At a certain moment, the sliding contacts CT1 to CT4 leave the rectangular regions of the conducting tracks over which they were moving and pass very quickly through the space, slightly greater than the width of the contacts, separating two neighboring rectangular regions of the conducting tracks C1 and C2. The voltage induced at this moment in the coils B1 and B2 tends to provoke the formation of an electric arc between the sliding contacts and the conducting track which they are about to reach.
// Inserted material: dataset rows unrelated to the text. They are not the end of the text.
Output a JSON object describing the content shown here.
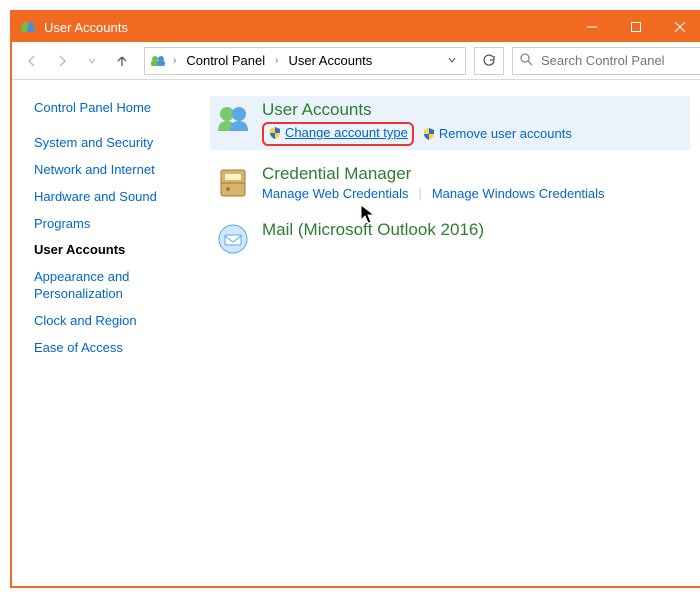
{
  "title": "User Accounts",
  "breadcrumb": {
    "root": "Control Panel",
    "current": "User Accounts"
  },
  "search": {
    "placeholder": "Search Control Panel"
  },
  "sidebar": {
    "home": "Control Panel Home",
    "items": [
      "System and Security",
      "Network and Internet",
      "Hardware and Sound",
      "Programs",
      "User Accounts",
      "Appearance and Personalization",
      "Clock and Region",
      "Ease of Access"
    ]
  },
  "categories": {
    "user_accounts": {
      "title": "User Accounts",
      "change_type": "Change account type",
      "remove": "Remove user accounts"
    },
    "credential_manager": {
      "title": "Credential Manager",
      "web": "Manage Web Credentials",
      "windows": "Manage Windows Credentials"
    },
    "mail": {
      "title": "Mail (Microsoft Outlook 2016)"
    }
  }
}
This induced voltage does, however, have the effect of biasing the diodes in the conducting direction and allowing the induced current to pass directly from the auxiliary track C4 to the auxiliary track C3. The induced voltage is thus limited to the value of the supply voltage providing the continuity of the magnetic energy, so that there is no time for an electric arc to form between the sliding contacts and the conducting power supply tracks.

The electric arc elimination means described hereinabove for two-phase moving gear are equally applicable to three-phase moving gear, for example a star-configured three-phase coil as represented in FIG. 2.

The conducting power supply tracks C1 and C2 of this second embodiment can be distinguished from the conducting tracks of the first embodiment in that the rectangular regions have a width of 2/6 of a stator pitch (2S/6) and are separated by a distance equal to 1/6 of a stator pitch (S/6). The moving gear is equipped with three coils B31, B32, B33 connected in star configuration and with three main sliding contacts CT31, CT32, CT33 aligned in the direction of the rail, that is to say in the direction of the movement of the moving gear and offset from one another by a distance equal to 1/3 of the stator pitch, to within a whole number of stator pitches.

By moving the moving gear, it will be noted that each of the coils has an almost sinusoidal staircase current with seven current levels passing through it, and that the three almost sinusoidal currents through the coils are phase shifted by one third of a period so that they constitute a three-phase current with low ripple.

By connecting the coils of the moving gear in delta configuration, it would be noted that these coils have a three-phase current passing through them consisting of three almost sinusoidal currents having five different levels.

Returning to FIG. 2, the ends of the branches of the star formed by the coils are connected to two auxiliary sliding contacts CT9 and CT10 through three pairs of diodes D9, D10, D11, D12 and D13, D14, the sliding contacts CT9 and CT10 being in permanent contact respectively with the auxiliary track C4 and the auxiliary track C3. As in FIG. 1, the diodes are connected in the non-conducting sense and they have the same effect as in FIG. 1.

Patent Citations
Cited PatentFiling datePublication dateApplicantTitle
US3906321 *Oct 15, 1973Sep 16, 1975Salihi Jalal TawfiqDirect current motors
EP0161677A2 *May 15, 1985Nov 21, 1985Toyota Shatai Kabushiki KaishaMoving coil type linear motor
FR2111463A5 * Title not available
FR2485287A1 * Title not available
Referenced by
Citing PatentFiling datePublication dateApplicantTitle
US6770988 *Jul 2, 2002Aug 3, 2004Advanced Motion Technologies Inc.Linear electromagnetic machine
Classifications
U.S. Classification310/12.21, 104/294, 310/12.19
International ClassificationH02K13/14, H02K41/035
Cooperative ClassificationH02K13/14, H02K41/035
European ClassificationH02K41/035, H02K13/14
Legal Events
DateCodeEventDescription
Jun 19, 2001FPExpired due to failure to pay maintenance fee
Effective date: 20010415
Apr 15, 2001LAPSLapse for failure to pay maintenance fees
Nov 7, 2000REMIMaintenance fee reminder mailed
Jul 22, 1996ASAssignment
Owner name: MONSEIGNEUR, FRANCE
Free format text: ASSIGNMENT OF ASSIGNORS INTEREST;ASSIGNOR:SOMFY;REEL/FRAME:008041/0058
Effective date: 19960513
May 12, 1995ASAssignment
Owner name: SOMFY, FRANCE
Free format text: ASSIGNMENT OF ASSIGNORS INTEREST;ASSIGNORS:MULTON, BERNARD;LUCIDARME, JEAN;PREVOND, LAURENT;REEL/FRAME:007494/0263
Effective date: 19950502